The acting is okay. Franco comes across slimy as the conman, but his transformation to a hero isn’t quite as good. His character, when he appears to Evanora and Theodora towards the end, is way over the top, and becomes a bit distracting. Kunis is good before her transformation takes place, but afterwards, it’s not that impressive. Williams is good and Weisz is tremendous, but it’s Braff’s voice-overs as Finley that steal the show. It’s hard to judge the acting part of his and King’s (China Girl) part since they’re both CGI.
Given the fact that I enjoyed the story and the settings, but could have wanted more in the acting, what should I give it as a rating?
My answer: A+

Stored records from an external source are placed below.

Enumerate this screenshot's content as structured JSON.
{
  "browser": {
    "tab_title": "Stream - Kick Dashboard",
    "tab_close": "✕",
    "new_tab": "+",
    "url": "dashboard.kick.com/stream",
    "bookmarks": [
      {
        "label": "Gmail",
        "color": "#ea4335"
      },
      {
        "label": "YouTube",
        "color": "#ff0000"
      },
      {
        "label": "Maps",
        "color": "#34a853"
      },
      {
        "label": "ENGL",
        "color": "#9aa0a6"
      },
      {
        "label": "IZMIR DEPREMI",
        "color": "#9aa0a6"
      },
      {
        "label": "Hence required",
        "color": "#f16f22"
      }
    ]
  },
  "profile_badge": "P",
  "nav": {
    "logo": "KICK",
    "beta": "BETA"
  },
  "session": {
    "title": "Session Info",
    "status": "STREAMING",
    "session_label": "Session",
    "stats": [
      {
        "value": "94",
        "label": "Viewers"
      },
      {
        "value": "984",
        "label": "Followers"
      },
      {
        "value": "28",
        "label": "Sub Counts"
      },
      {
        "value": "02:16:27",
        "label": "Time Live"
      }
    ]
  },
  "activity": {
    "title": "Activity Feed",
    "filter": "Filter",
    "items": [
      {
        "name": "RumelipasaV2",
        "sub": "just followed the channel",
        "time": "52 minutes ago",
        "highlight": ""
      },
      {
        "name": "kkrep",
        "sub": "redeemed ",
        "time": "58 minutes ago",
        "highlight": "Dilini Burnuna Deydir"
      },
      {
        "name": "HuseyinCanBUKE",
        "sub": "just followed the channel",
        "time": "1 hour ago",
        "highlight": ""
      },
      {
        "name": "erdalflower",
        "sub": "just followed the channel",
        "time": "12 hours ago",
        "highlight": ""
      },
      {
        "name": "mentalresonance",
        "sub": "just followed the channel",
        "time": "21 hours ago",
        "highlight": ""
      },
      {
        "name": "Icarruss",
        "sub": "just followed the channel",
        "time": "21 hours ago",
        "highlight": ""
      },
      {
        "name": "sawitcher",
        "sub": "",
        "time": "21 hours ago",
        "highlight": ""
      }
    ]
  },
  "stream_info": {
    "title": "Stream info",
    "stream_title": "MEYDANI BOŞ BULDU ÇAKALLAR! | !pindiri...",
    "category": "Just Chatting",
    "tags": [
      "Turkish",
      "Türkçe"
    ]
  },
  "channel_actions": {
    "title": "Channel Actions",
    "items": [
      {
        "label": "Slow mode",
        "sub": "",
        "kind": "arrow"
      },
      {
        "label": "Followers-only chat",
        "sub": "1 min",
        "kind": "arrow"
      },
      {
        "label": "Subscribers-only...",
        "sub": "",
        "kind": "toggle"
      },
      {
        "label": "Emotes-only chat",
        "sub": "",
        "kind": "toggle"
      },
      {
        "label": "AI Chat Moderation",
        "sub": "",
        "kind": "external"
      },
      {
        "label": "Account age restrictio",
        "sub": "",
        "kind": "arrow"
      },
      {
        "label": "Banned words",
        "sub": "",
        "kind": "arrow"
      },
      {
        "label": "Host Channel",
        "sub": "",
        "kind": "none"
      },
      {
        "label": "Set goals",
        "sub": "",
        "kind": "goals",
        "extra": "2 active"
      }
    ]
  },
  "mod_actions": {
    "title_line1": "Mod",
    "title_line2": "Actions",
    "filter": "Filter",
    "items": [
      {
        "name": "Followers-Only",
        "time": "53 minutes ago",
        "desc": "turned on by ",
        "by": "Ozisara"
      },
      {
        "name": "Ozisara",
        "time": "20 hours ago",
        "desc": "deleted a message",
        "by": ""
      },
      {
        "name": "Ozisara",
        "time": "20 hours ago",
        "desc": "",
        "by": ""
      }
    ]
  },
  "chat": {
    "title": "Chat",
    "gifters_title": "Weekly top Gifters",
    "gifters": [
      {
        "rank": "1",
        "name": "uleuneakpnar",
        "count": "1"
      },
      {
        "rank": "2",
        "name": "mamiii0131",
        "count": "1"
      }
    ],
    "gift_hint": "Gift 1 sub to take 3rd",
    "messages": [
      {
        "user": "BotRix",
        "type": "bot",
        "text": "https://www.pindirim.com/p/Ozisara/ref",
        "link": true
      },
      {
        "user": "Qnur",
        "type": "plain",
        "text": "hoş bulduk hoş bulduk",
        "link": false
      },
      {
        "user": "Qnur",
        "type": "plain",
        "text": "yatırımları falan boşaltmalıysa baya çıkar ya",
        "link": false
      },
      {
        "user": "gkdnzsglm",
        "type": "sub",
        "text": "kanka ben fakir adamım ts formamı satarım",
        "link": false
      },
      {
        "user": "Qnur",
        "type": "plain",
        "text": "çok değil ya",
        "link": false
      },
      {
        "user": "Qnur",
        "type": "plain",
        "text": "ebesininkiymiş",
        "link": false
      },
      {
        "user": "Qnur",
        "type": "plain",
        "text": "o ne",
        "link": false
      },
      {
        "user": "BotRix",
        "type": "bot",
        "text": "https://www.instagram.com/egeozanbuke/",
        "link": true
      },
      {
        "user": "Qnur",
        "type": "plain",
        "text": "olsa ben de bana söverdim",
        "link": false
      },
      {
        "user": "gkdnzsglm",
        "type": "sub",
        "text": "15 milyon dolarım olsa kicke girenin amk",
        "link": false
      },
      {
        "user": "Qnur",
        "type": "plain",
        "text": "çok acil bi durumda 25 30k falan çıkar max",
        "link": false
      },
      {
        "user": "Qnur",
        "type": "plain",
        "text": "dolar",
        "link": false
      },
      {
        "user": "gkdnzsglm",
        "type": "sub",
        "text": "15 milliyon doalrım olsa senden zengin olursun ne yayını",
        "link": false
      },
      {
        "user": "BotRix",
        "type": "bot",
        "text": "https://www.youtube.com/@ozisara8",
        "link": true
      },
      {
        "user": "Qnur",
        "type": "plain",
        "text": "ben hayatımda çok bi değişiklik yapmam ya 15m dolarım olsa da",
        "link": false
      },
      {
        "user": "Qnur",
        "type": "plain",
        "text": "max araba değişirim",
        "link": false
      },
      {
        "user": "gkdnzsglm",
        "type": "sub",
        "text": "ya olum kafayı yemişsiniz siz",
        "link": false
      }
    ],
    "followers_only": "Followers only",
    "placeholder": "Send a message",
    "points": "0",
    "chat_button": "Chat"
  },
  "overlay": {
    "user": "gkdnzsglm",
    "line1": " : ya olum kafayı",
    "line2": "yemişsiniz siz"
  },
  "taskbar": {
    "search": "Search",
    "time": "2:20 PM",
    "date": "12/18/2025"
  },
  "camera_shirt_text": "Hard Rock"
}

Here’s why: When I go to a movie, I don’t necessarily go to see good acting. I go to be entertained. I want to leave the theater with a smile on my face knowing that I just spent my money on something I enjoyed. If I have my daughter with me, I want to make sure she enjoyed it as well.
I came out of the theater thoroughly entertained. I loved the 3D effects, I thought they did a good job with the story and tying it into the movie that had already been made, and I was satisfied with the ending. It’s a movie that I would go see again, one that I would rent when it comes out, and it’s one that I would probably own eventually. With that criteria in mind I have to rate it an A+.
It won’t be winning any Academy Awards next year (unless it’s for cinematography, or something) but it’s something the family can enjoy. Smaller children may be bothered a bit by the flying baboons (they are scary).
And I will admit, there’s one scene where the 3D got me. I won’t tell you exactly what, but it involves River Fairies. I found myself ducking, then being extremely embarrassed for sliding down in my seat. I was glad it was dark in the theater. But as I sat back up, I noticed everyone around me was sheepishly sitting back up in their seats as well.
They got us all!